About EU funding
The EU provides funding for a broad range of projects and programmes covering various areas. EU funding beneficiaries may vary according to the priority strands of each project and the major priorities set by each Member State. Regional Policy targets all regions and cities in the EU in order to support job creation, business competitiveness, economic growth, sustainable development, and to improve citizens’ quality of life.
- It is delivered through three main funds:
- Together with the European Agricultural Fund for Rural Development (EAFRD) and the European Maritime and Fisheries Fund (EMFF), they make up the European Structural and Investment (ESI) Funds. Regulation (EU) No 1303/2013 of the European Parliament and of the Council of 17 December 2013 lays down their common provisions, basic rules and priorities.
- Potential beneficiaries:
- • Local, regional and national authorities and administrative bodies;
• Social, cultural and educational institutions;
• Workers’ and employers’ organisations, as well as organisations providing training,
support for workers, labour market support;
• NGOs and charities;
• Public administrations and municipal institutions;
• Companies, SMEs including micro-enterprises and Social Economy Enterprises
Potential beneficiaries should contact the Managing Authority responsible for
coordinating EU Structural Funds in their country for information.
Applying for funding
Can obtain EU funding through grants, loans and guarantees. Grants provide direct support, while other funding is available through programmes managed nationally.
Non-governmental & civil society organisations
May be eligible for funding, provided they are active in EU policy areas and on a non-profit basis.
Two main types of funding:
- Education & training – study opportunities through Erasmus+, support for pupils nearing the end of secondary education, and vocational training in another country
- Youth – co-funding of projects which encourage civic involvement, volunteer work and a broader multicultural outlook.
Between 2014 and 2020, the EU will provide almost €80bn in funding for research, mainly through its flagship research programme Horizon 2020. This funding usually takes the form of grants, to part-finance a broad range of research projects.
Farmers & rural businesses
Most farmers in the EU are eligible for direct income-support payments. Around a third of these are given in return for green farming practices (maintaining permanent grassland, crop diversification, etc.).
Farmers also receive money based on the amount of land they hold – again in return for employing eco-friendly farming methods that preserve biodiversity, soil and water quality and keep emissions low.
EU funding also helps farmers train in new techniques and upgrade or restructure their farms. And it is also applied more broadly to improve life in rural areas, by creating jobs and providing basic services.

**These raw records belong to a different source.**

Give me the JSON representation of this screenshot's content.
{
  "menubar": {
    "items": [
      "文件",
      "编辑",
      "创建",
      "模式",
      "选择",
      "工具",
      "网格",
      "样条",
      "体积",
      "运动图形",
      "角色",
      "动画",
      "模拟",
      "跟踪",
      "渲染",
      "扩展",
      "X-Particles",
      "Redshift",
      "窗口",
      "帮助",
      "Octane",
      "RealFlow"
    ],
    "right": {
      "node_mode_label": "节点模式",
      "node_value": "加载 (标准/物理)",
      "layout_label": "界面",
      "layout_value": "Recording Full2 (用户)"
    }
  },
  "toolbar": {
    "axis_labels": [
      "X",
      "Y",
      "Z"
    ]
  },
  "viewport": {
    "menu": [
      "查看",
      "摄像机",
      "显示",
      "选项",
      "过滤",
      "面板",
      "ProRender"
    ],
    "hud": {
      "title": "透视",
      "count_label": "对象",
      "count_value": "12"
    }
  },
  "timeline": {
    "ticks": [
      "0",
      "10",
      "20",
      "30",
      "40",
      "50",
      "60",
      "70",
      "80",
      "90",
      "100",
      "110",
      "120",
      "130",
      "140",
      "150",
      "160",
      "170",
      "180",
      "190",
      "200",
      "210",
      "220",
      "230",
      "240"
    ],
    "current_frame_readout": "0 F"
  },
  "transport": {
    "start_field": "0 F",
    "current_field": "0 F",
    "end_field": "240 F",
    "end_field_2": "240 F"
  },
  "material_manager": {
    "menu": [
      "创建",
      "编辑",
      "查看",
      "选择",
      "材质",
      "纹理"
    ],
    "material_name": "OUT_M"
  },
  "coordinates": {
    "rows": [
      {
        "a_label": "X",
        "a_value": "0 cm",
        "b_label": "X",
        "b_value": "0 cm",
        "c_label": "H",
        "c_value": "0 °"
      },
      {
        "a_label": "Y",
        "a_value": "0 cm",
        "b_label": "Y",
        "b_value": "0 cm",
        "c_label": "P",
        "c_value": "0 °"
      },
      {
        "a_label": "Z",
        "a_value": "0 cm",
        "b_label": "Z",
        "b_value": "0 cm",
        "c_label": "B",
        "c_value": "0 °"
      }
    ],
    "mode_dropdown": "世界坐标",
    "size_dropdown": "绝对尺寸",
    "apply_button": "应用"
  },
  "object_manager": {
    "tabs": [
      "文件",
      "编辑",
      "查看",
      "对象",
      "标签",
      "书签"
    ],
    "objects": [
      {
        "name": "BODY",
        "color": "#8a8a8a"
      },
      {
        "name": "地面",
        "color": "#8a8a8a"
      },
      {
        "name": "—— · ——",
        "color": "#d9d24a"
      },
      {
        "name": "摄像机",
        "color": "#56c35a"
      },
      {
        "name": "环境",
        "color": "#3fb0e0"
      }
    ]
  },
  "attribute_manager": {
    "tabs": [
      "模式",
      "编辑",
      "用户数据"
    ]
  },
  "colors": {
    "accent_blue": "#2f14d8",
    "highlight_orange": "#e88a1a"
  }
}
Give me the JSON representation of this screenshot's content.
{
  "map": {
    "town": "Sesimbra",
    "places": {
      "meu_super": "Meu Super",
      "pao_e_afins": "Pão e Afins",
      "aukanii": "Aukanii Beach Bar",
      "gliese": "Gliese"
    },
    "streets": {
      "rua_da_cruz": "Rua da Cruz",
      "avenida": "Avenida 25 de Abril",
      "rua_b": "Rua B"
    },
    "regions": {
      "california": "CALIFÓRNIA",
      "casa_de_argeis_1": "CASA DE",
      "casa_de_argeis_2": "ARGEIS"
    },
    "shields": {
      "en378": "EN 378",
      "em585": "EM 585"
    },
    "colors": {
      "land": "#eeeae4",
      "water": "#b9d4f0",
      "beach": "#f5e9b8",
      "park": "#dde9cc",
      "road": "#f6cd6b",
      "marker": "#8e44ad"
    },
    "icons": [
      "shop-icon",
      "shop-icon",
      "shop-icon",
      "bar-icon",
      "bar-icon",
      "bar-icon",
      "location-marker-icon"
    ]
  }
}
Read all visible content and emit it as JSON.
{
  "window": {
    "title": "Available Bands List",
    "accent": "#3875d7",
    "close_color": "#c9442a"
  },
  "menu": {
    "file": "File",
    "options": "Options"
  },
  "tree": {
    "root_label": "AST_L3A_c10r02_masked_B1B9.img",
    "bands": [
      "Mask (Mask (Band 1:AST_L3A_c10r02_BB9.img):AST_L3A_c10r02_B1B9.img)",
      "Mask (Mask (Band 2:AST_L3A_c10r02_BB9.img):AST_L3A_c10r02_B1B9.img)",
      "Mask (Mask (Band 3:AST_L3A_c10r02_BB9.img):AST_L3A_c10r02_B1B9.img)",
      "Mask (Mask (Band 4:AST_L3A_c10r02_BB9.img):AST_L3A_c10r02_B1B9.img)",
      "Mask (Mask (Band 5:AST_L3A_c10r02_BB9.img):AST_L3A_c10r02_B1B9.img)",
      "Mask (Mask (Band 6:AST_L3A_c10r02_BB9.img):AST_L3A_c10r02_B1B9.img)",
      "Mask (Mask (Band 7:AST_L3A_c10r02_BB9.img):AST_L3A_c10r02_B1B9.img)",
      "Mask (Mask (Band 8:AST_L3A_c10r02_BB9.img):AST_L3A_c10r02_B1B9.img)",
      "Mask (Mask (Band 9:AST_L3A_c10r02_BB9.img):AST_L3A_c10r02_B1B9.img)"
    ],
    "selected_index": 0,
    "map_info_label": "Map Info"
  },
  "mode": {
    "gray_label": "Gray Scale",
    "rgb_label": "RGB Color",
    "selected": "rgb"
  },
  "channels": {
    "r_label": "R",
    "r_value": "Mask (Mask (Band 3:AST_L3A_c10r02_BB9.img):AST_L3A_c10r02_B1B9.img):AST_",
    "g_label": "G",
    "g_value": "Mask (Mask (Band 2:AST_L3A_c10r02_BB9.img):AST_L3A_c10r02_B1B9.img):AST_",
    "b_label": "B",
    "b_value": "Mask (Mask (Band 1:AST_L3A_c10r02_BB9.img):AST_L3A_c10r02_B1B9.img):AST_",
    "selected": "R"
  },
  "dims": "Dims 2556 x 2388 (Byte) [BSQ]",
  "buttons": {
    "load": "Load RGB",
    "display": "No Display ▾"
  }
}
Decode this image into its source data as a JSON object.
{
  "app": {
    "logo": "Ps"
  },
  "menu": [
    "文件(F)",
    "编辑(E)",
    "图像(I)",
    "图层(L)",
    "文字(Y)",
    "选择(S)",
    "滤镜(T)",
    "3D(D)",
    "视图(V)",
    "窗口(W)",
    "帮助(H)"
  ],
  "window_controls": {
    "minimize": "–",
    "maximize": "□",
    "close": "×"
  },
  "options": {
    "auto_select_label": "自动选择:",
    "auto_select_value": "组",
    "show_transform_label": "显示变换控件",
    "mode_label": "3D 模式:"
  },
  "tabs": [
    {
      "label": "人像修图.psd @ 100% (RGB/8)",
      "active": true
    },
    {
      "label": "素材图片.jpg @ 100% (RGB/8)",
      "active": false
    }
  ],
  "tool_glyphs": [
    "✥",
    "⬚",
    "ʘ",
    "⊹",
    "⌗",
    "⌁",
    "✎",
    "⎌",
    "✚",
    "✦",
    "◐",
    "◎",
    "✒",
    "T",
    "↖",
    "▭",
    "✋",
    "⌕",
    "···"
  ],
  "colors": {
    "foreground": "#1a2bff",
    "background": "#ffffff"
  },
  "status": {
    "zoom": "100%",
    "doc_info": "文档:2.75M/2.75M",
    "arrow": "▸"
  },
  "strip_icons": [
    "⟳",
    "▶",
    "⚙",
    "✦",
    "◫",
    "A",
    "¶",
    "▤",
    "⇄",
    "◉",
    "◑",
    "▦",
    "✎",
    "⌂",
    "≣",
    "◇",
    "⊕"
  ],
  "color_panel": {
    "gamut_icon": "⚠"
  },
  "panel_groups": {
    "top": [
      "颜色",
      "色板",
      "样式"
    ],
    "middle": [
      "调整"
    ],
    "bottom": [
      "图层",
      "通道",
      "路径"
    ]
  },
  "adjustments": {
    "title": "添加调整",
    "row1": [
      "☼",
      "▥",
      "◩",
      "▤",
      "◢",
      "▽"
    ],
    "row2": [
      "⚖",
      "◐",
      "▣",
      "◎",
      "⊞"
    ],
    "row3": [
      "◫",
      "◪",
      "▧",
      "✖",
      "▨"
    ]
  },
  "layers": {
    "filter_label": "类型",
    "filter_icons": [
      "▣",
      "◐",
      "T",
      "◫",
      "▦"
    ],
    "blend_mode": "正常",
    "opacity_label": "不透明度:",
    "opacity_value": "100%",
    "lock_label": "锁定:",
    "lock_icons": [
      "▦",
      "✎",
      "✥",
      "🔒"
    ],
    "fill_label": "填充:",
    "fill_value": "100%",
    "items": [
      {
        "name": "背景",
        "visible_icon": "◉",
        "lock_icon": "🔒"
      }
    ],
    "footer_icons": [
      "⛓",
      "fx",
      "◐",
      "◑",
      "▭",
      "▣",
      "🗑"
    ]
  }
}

In addition, under rural development, young farmers can benefit from specific support for setting-up their business as well as from higher support rates for investment they make in the business.